You need to be a member of ThisIs50.com to add comments!

Join ThisIs50.com

Comment by Hayden Brian Hudson on April 5, 2012 at 6:51am
Seems to me that to be "the most influential female rapper" one would have to rap occasionally. She sells a lot of Pop records, but I haven't heard a rap record from Minaj yet.
Comment by Maya G-Thomas on April 5, 2012 at 4:10am
WTF! she isn't even a rapper, she's a popstar! what about LIK KIM, LAURYN HILL, FOXY BROWN, MC LYTE... FFS
Comment by Dre on April 4, 2012 at 11:43pm
Nah!!!!!!!!!!!!!!!!!!!!!!!!!!!!!!!!
Comment by Nsc on April 4, 2012 at 11:30pm
come on now she has been out for 4 yrs and she is the most infuential frmale rapper of all time come on stop the damn a** licking the girl sold 1 plat album and she has lil kim and lady ga ga in her songs and flow
Comment by LEATHERFACE! on April 4, 2012 at 11:03pm
lil kim !!!!
Comment by REZA on April 4, 2012 at 11:03pm
hot new west coast rapper check me out on facebook.com/rezapgf!!!!
Comment by Lesane Crooks on April 4, 2012 at 9:13pm
Them crackers at the new york times mean this as a joke, a rather serious joke. Nicki to them represents all black female youth. How nicki is, is how a great deal of white america and possibly the world see's black women as a whole and it's all due to the media, the news papers, etc. The new york times know they're full of s*** but they just want to be funny.
Comment by SonGetWrec on April 4, 2012 at 9:07pm
nicki stay WINNING LOL
Comment by Max on April 4, 2012 at 8:51pm
since wen does the nytimes no rap
Comment by BUM A** N**** on April 4, 2012 at 8:35pm
influental butt pads of all time........



Upcoming Releases

Members

 


Example Searches:
music, girls, Bentley

Latest Activity

Landon Marks left a comment for Landon Marks
3 minutes ago
Landon Marks left a comment for Landon Marks
3 minutes ago
Landon Marks left a comment for Landon Marks
3 minutes ago
Landon Marks left a comment for Landon Marks
3 minutes ago
Landon Marks left a comment for Landon Marks
3 minutes ago
Landon Marks left a comment for Landon Marks
3 minutes ago
Chris Katryte Nyirenda commented on ChasinDatPaper's blog post The 2nd Season Of 50 Cent's 'Dream School' Premieres Tonight On SundanceTV (Video)
"He's always working that goood"
1 hour ago
Dwayne commented on ChasinDatPaper's blog post G-Unit Cover The New Issue Of XXL (Pic)
"Its funny how game is not in this b*tch lol"
1 hour ago

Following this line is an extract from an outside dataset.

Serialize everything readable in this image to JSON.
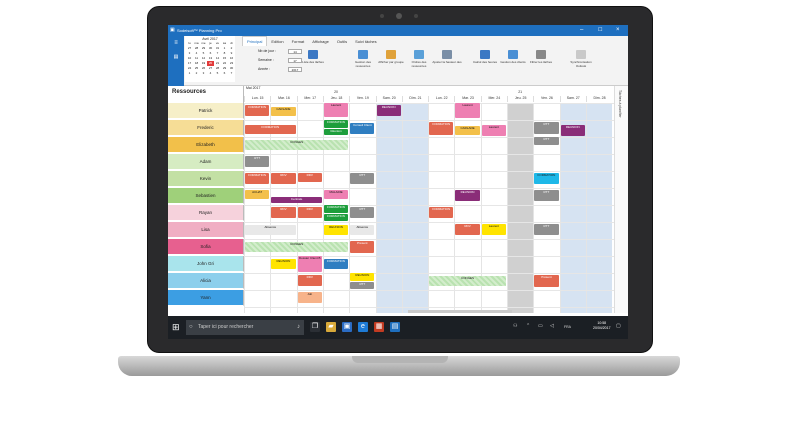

© 2014   Created by 50 Cent.

Badges  |  Report an Issue  |  Privacy Policy  |  Terms of Service

© 2012   Created by 50 Cent.   Powered by .

Badges  |  Help  |  Terms of Service | Privacy Policy